One of the things that I wanted to do, more or less the minute I started doing ceramics about a year-and-three-quarters ago, was slip casting. Plus, porcelain sounded gloriously mysterious. . .White gold. . .Liquid porcelain is poured into a two part plaster mold, poured back out again, et voila, a copy of the original. So easy. Except in practice. However, here is Little Man, a prototype for a series of figures that I want to do, and possibly project video images inside of them, if I can make the porcelain translucent enough. He is cast in cone 6 Grolleg from Clay Art Center in Tacoma, Washington, and glazed with Seattle Pottery Supply’s clear glaze. He is about 9 inches tall (what’s that. . .about, uh, 23 cm. . .I had to look it up), and the wall thickness is less than 1/8 inch (3 mm), perhaps less, but not quite thin enough. Subsequent castings that I left for a shorter time in the mold were too weak to handle, partly because my mold wasn’t perfect. I’m working on another.

Technicalities aside, I’m very pleased with the way he turned out. The inspiration came from recumbent tomb statuary in Europe that I saw over the last couple of years (especially Roskilde Cathedral in Denmark, and St. Denis outside of Paris). I will write about this more as this work develops, but I am trying for a mythic figure, a sort of heroic everyman (or everywoman, since there will be female figures also), that will be vague but particular, mysterious but not spooky. I may sound like I’m being coy, but I am not. I am serious in my exploration of ambiguities. I have decided not to pretend that there are words for some things. I have also embraced the idea that my thought process can be intuitive and intellectual, with each bolstering the other. (I just realized that I’ve stolen this idea from Henri Bergson, to a great extent. I have always had a weakness for French philosophers, I guess). .

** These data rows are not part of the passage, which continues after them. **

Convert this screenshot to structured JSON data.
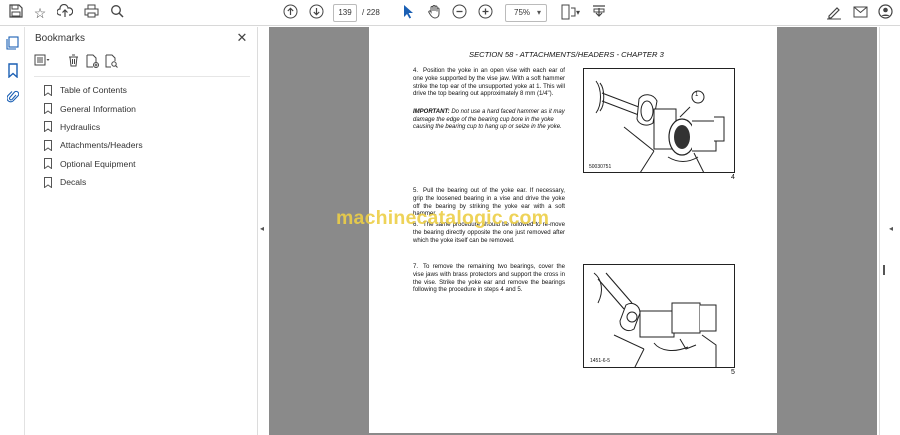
{
  "toolbar": {
    "page_current": "139",
    "page_total": "/ 228",
    "zoom": "75%"
  },
  "bookmarks_panel": {
    "title": "Bookmarks",
    "items": [
      {
        "label": "Table of Contents"
      },
      {
        "label": "General Information"
      },
      {
        "label": "Hydraulics"
      },
      {
        "label": "Attachments/Headers"
      },
      {
        "label": "Optional Equipment"
      },
      {
        "label": "Decals"
      }
    ]
  },
  "document": {
    "section_header": "SECTION 58 - ATTACHMENTS/HEADERS - CHAPTER 3",
    "step4": {
      "num": "4.",
      "text": "Position the yoke in an open vise with each ear of one yoke supported by the vise jaw. With a soft hammer strike the top ear of the unsupported yoke at 1. This will drive the top bearing out approximately 8 mm (1/4\")."
    },
    "important": {
      "label": "IMPORTANT:",
      "text": "Do not use a hard faced hammer as it may damage the edge of the bearing cup bore in the yoke causing the bearing cup to hang up or seize in the yoke."
    },
    "step5": {
      "num": "5.",
      "text": "Pull the bearing out of the yoke ear. If necessary, grip the loosened bearing in a vise and drive the yoke off the bearing by striking the yoke ear with a soft hammer."
    },
    "step6": {
      "num": "6.",
      "text": "The same procedure should be followed to re-move the bearing directly opposite the one just removed after which the yoke itself can be removed."
    },
    "step7": {
      "num": "7.",
      "text": "To remove the remaining two bearings, cover the vise jaws with brass protectors and support the cross in the vise. Strike the yoke ear and remove the bearings following the procedure in steps 4 and 5."
    },
    "figure4": {
      "code": "50030751",
      "callout": "1",
      "number": "4"
    },
    "figure5": {
      "code": "1451-6-5",
      "number": "5"
    }
  },
  "watermark": "machinecatalogic.com"
}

I don’t think I have ever sculpted a human figure before, strangely enough (having been trained initially as a painter), and I found the experience to be very satisfying. It’s odd to realize you haven’t done something before that you should have done. It’s also odd that it seemed so natural, that eventually my self-consciousness and trepidation left me, and a tactile, sensuous pleasure took over. To me, that sensuous satisfaction carries over into the finished piece. I don’t know how well that carries over into the photographs, since he is meant to be seen in person, but I hope you get an inkling.